'He would feed him one day and I'd feed him the next. So Tarquin regarded both of us as parents. If I didn't respond when he was calling me, he would call Richard.'

Call? How did he call? 'He called me 'Muuum Muuum',' she says, issuing a low bellow. 'And if I didn't respond, the next one was 'Naaa'. That was him calling Richard. If he wanted food or to come down from the garden and I didn't respond, that's what he'd call.'

Did she treat him like a child? Yes and no. He wasn't a baby substitute, but the relationship was very different to all the other animals.

'I loved him so much. It's quite something when a pig trusts you, and will come and sit on your lap. Their first instinct with humans is to run away.'

Tarquin grew to more than 150lb. His lap-sitting days over, he was banished to the garden, where the Cowells built him a comfortable sty. They gave him a transistor radio because he seemed to like the babble of the local station.

When they went on holiday, they could no longer consider taking the pets to boarding kennels. Instead they employed a pet-sitter to live in while they were away.

On his birthday, they pinned up cards and gave him a special treat. On his last birthday - New Year's Day - he had half a melon filled with strawberries.

A few days later, he fell ill. 'Richard went out with a chopped-up salad. He came back and told me, 'I don't think Tarquin's too well. He hasn't got up and doesn't want to eat.' I went haring up there.

'I felt him and he was terribly cold. The vet came out and gave him an injection to help with his breathing. He said he'd come back in the morning.

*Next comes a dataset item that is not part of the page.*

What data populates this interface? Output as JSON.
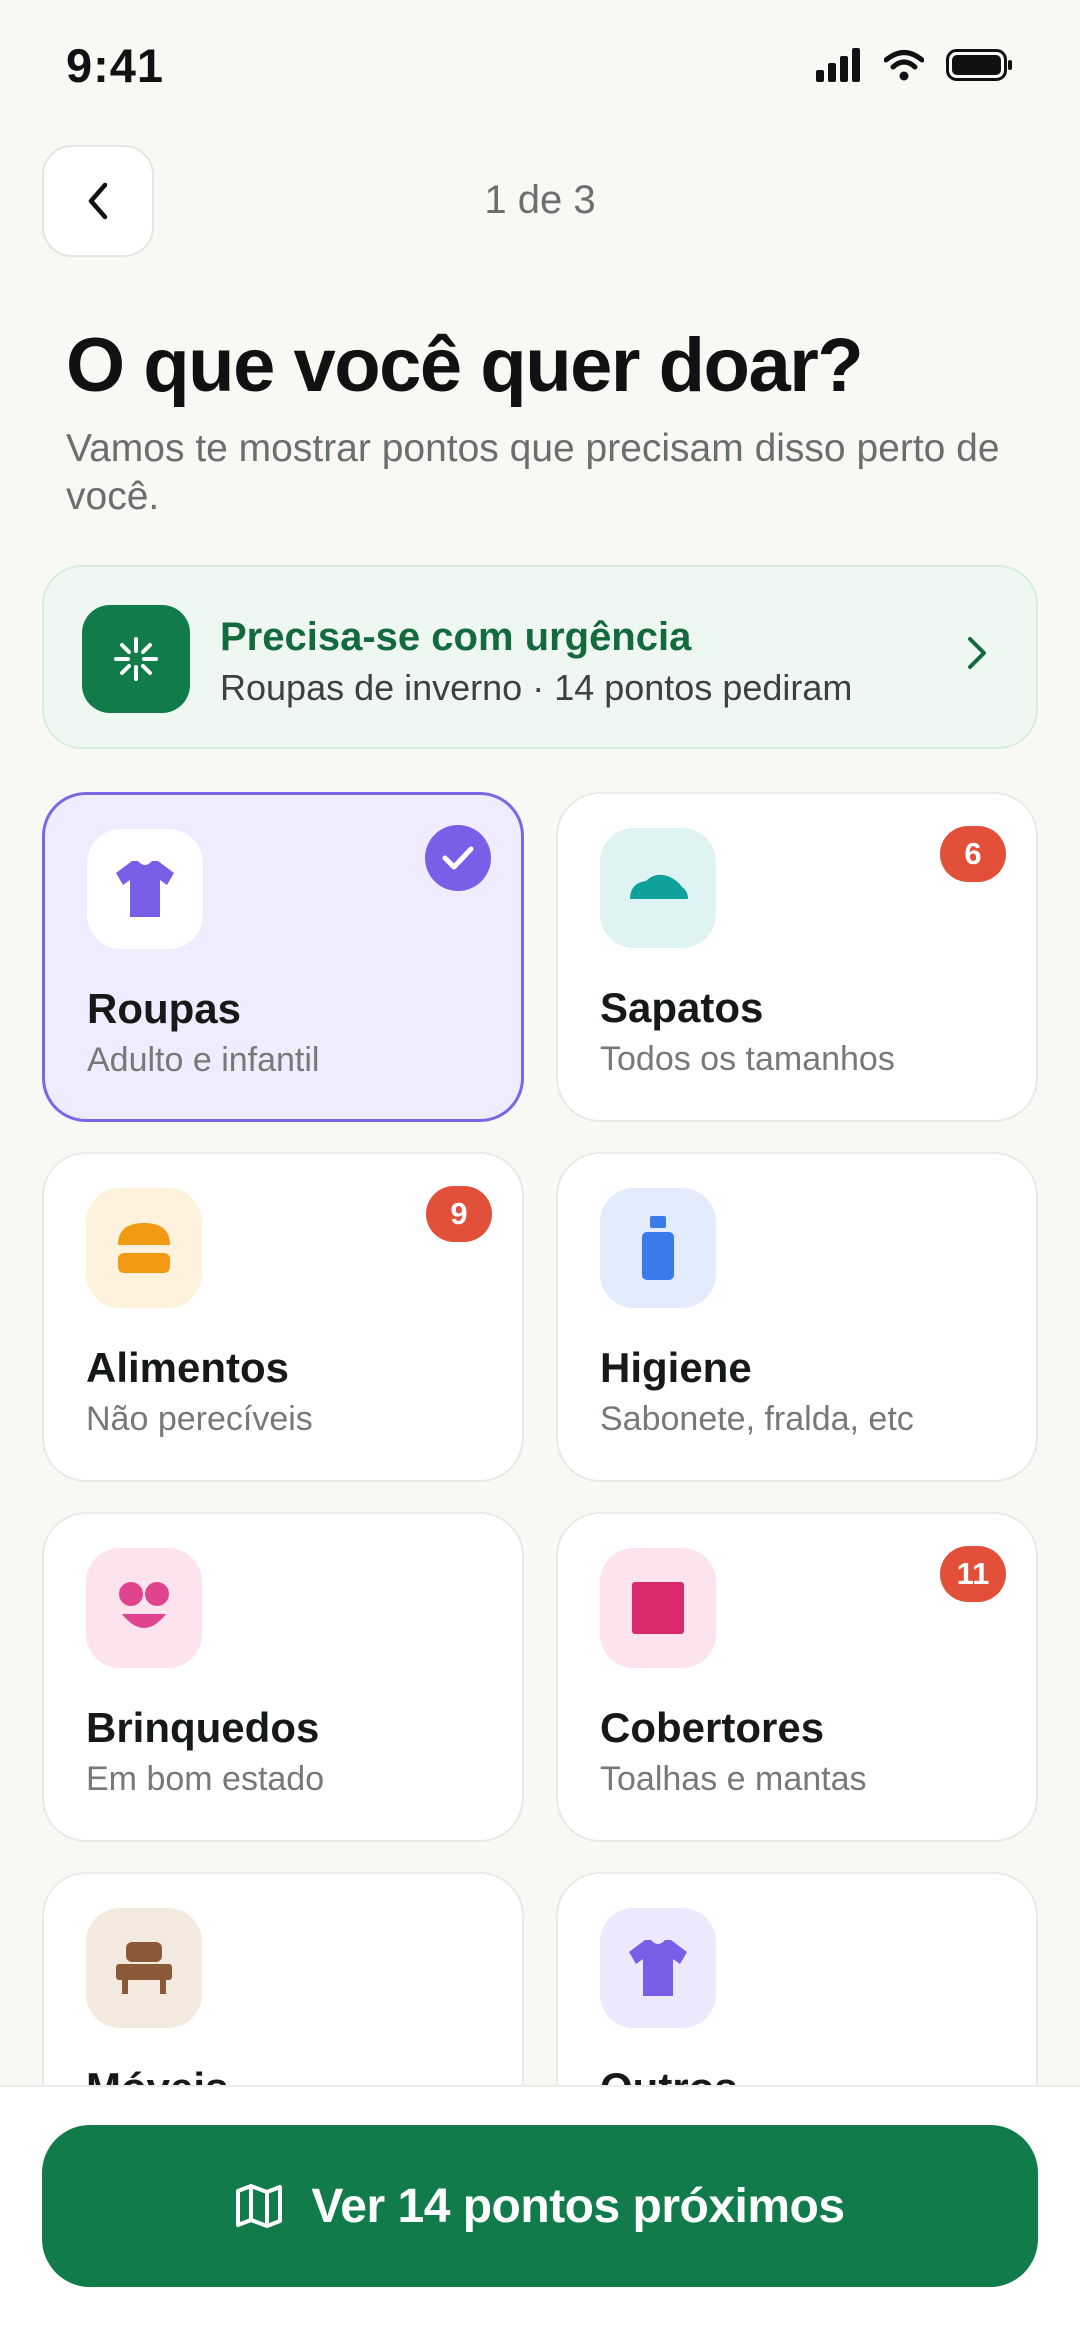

'We covered Tarquin in a big sleeping bag and Richard got some hot water bottles. The next day I wouldn't go up with the vet. I was so frightened he was going to be dead. I couldn't handle that, so I stayed in, watching from upstairs.

'The vet said he'd had a stroke. He said the best thing we could do was get him to an animal hospital.

'Next morning, bang on nine o'clock, the phone went. I just knew. Richard answered the phone. The vet said he'd died at 4am. They think the stroke was caused by a brain tumour.'

They buried Tarquin at the Meadow Wood pets' garden of remembrance in Churchstow, Devon. 'I didn't go. I wanted to remember him alive. Richard went, instead.

'Afterwards, we both cried and cried and cried. It was awful - initially, neither one of us could comfort the other one.

'Richard told me not to look out of the window upstairs. He knew every time I did it was just like a slap in the face. We always used to see his little face looking out when it was raining, or watch him snuffling down by the gate.

'I thought I heard him once or twice after he'd gone. It was awful. I also dreamt about him a lot after he'd died.

'Until Tarquin, I don't think I realised how deep a relationship you could have with an animal.'

(Photographs omitted)